The article examines the main sociological approaches to the theoretical interpretation of the intertwined arduous issues of modern sociology of morality – on the sources of legitimacy of multiple normative orders, on the role of morality as a universal intermediary in potentially conflicting relations between different normative systems (in particular, between state and non-state law, professional ethics, religion, bureaucratic organizational rules, etc.). Some promising directions of theoretical interpretation of the relationship between morality and law are outlined basing on a critical analysis and synthesis of classical and modern approaches to the problems of sources of norms and relations between multiple normative systems, in particular, between law and morality. In the context of the reconstruction of the argument against the position of moral relativism in the social sciences set forth by S. Lukes, I also consider the possibility of describing "moral" and "conventional" as analytically different dimensions of social norms, as well as the prospect of using the concept of "participating reactive devic
The Polish memoirs of the interwar period help to understand how the Poles recalled the pre-revolutionary times by settling with the past after the collapse of the Russian Empire, establishment of the Bolshevik regime and the rebirth of independent Poland. These memoir narratives are crucial for the understanding of continuity in the Russian and Polish relations, including their inertial component as the stereotypes of mutual perception. The memoirists’ motivation was influenced by the politics of memory and some initiatives from the academic community. The situation in Poland favored the creation of a patriotically correct picture of the past. However, many authors viewed the Russian Empire not just in a negative way. Personal experience conflicted with influential stereotypes. The escape from the canon of “the fighting Poland” was the narration about the life of the Poles in the pre-revolutionary Russia as the history of their success in the implementation of civilizing mission. Not all the texts written by the representatives of the lower social layers met the expectations of memory contest organizers. A special branch of the Polish memoirs were testimonies of communists living in the USSR. The authors writing their memoirs in the interwar period perceived the uprising of 1863–1864 recognized then as the lower border of contemporary history as the earliest personal experience. Memories reflected intergenerational transit of data concerning the past, including the formation of historical perception of children. The number of texts and the degree of detail amplified closer to the World War I. One can talk about the existence of related but not identical images of Russia, the Russian government and the Russian people. Polish memoirs written both by political decision-makers and people from the remotest borderlands provide many important insights about the Russian Empire. They are of interest for Russianists, Slavists and Orientalists.
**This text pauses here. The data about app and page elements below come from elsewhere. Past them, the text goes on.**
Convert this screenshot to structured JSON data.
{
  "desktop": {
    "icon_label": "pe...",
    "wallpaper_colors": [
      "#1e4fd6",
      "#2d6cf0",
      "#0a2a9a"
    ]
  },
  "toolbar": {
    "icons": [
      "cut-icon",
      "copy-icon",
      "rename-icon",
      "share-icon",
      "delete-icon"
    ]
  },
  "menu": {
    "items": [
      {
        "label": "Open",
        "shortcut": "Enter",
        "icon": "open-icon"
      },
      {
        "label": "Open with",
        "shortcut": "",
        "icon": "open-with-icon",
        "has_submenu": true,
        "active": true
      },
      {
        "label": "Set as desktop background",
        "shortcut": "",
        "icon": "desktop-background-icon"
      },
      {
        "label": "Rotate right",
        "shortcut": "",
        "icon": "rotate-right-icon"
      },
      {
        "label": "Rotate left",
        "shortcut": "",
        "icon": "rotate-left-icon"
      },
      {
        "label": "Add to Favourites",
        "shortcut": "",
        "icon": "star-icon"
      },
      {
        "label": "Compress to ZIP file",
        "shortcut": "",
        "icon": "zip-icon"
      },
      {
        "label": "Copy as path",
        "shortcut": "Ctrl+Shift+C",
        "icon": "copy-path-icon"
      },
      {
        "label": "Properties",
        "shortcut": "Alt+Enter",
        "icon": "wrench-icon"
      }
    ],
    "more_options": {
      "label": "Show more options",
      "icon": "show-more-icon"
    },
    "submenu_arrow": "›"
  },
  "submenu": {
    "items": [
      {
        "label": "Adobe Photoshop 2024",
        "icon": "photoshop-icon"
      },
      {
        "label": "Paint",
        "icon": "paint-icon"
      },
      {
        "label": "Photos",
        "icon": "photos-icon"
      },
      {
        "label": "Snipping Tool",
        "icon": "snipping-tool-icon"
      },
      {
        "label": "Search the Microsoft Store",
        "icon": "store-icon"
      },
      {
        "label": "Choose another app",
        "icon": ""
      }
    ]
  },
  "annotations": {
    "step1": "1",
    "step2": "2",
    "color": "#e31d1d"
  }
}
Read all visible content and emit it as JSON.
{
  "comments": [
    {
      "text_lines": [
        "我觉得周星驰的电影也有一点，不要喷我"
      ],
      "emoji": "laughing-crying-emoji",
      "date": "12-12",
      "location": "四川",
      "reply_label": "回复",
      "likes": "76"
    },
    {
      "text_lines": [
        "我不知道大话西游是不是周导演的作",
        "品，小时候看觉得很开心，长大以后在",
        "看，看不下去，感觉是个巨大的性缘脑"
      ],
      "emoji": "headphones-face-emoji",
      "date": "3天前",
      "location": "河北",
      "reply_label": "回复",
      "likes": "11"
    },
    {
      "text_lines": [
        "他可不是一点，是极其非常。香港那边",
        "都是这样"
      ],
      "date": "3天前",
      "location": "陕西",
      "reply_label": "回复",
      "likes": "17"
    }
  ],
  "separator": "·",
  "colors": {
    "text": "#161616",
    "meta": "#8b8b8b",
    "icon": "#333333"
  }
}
The paper is the first attempt to obtain insights into the legal relations of the Russian Empire with the countries of Central Asia based on the concept of frontier modernization. The author identifies the main stages of legal cooperation between Russia and Central Asian states in the 18th — early 20th centuries, reveals the main means and methods, by which the Russian government tried to influence the legal development of the countries and peoples of the region in each of the investigated stages. Here, he compares them with similar processes implemented by the Russian Empire in its other eastern border regions. According to the author, the incomplete frontier modernization process in the Central Asian khanates (unlike in Transcaucasia, Kazakhstan, etc.) was associated both with their formal legal status (the actual protectorate of the Russian Empire with formal independence) and with the political situation (the revolutionary events of 1917, which toppled the empire).